Jim Jacobs:Both Margaret Pfeil (who lives at a Catholic Worker House) and has liberationist sympathies and Dan Groody who write in the liberationist area (especially on immigration) were both hired by john Cavadini while Catherine Hilkert who writes on feminist theology was hired by myself. In the last three years I sat on three doctoral boards involving Latin American theology and directed a fourth myself. The current chair also wrote his dissertation on political theology. There is more to the theology department than you might suppose. Finally, one of our professors this year won the "Ratzinger Prize" but that probably counts against us in "progressive" Catholic circles.As for my reaction to the broad generalizations in my advice to Scott: I stand by my words. I noticed that they were quoted back to me in Latin. See if you can find the error in that attempt to one up the snarky professor. Oops, there I go again.

"O homines ad servitutem paratos."

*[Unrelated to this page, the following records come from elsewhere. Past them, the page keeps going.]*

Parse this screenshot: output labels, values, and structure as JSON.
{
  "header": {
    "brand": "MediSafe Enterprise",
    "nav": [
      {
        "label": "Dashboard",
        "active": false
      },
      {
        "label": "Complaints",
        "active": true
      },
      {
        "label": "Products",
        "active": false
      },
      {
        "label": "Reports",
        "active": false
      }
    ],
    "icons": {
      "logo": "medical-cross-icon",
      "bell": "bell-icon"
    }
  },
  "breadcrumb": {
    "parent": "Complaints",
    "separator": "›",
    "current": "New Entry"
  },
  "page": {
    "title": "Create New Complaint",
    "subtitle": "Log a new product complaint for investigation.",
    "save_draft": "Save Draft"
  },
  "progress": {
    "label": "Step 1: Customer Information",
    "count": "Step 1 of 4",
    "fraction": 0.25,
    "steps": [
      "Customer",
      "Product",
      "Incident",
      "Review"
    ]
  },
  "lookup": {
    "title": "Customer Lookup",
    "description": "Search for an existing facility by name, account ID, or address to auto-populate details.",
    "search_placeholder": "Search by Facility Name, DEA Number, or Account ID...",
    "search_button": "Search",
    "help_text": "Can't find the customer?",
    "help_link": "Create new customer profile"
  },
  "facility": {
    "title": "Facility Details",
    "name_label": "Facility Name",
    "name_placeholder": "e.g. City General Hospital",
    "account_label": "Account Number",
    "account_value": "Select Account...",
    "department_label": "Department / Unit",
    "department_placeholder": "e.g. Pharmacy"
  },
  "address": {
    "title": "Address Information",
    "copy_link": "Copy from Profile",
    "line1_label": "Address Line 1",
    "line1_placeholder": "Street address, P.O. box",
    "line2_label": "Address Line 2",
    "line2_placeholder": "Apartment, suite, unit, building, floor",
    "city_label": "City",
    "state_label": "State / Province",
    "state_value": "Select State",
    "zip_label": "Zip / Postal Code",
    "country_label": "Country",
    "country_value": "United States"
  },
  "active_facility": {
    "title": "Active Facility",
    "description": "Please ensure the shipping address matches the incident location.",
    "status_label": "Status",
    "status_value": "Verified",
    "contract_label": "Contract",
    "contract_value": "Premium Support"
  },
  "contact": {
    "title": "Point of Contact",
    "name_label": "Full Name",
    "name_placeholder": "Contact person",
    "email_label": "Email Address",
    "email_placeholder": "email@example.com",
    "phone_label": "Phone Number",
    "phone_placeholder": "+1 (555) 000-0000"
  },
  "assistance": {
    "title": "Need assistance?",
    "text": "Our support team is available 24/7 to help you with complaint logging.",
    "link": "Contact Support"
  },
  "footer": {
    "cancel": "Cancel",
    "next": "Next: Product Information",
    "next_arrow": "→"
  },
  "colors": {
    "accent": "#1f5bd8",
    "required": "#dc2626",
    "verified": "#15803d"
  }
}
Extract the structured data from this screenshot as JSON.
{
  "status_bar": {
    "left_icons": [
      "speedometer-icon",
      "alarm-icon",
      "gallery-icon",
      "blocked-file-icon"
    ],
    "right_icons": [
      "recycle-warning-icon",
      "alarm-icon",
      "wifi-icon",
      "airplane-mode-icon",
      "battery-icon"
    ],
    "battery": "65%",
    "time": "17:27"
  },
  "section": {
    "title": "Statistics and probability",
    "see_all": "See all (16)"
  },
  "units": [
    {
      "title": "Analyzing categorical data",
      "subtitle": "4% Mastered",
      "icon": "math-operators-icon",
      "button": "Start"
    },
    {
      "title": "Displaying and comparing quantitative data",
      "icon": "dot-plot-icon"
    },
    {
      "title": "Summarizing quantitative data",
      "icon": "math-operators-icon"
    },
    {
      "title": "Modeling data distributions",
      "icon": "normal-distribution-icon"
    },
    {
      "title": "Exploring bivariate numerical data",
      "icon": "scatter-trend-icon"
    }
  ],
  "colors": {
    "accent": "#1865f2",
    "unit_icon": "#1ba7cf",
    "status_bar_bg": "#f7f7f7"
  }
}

Amen to what Rita said. I think that the new missal should figure in prominent place in the cardinals' discussions as a proof of the dysfunction of government. It's also a major reason for us laity to pay attention to this conclave: now we know that the pope can have a direct negative impact on our life as Christians, even for those among us who have the good luck of not being gay, divorced and remarried, or otherwise on his radar.Had I been told a few years ago that the Vatican would create a missal full of English errors and translation errors, that priests would go along and that people would not care or not rebel, I would not have believed it. Now I know: we have to keep watch to try to prevent the Vatican from continuing their destructive work.Meanwhile I have lost the Creed at Mass. Last week I noticed that the woman next to me also remained silent during that time. Yet she sang at other times, and she had a breviary next to her in the pew. I imagine that she too has lost the Creed.If I don't talk about it all the time when I am in the US, it's not because I am getting used to it. It's because I don't know what to say other than repeat what I have already said before. It doesn't get any better.


About the Author

Scott D. Moringiello is a Lawrence C. Gallen fellow in the Humanities at Villanova University, where he teaches the Augustine and Culture Seminar and courses in the theology department.